_DATA RECORDS_:
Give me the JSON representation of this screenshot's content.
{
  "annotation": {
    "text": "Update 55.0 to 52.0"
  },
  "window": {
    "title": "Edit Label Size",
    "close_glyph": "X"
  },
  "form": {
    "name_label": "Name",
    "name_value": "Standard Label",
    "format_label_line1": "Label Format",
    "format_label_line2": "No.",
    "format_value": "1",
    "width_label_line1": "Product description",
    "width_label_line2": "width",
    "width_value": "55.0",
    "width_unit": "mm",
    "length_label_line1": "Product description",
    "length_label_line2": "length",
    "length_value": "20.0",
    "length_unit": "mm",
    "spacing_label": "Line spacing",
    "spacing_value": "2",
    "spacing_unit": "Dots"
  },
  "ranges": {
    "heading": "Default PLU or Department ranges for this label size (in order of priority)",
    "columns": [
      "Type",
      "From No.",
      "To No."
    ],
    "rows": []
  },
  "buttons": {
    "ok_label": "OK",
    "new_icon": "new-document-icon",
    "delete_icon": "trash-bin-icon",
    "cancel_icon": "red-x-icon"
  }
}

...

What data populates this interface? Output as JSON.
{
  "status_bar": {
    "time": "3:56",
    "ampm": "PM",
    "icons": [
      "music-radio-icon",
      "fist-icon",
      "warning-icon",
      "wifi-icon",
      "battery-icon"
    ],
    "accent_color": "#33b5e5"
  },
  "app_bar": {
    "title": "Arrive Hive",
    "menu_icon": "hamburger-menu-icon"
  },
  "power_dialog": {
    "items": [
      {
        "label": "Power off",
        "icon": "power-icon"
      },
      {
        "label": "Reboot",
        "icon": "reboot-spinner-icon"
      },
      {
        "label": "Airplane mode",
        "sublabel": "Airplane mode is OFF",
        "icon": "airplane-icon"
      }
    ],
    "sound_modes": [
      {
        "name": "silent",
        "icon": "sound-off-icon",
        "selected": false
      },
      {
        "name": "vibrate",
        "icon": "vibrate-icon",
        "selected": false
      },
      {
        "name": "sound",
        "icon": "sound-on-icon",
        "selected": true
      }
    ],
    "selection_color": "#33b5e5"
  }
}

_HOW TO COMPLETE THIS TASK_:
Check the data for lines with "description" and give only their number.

_EXERCISE RESULT_:
2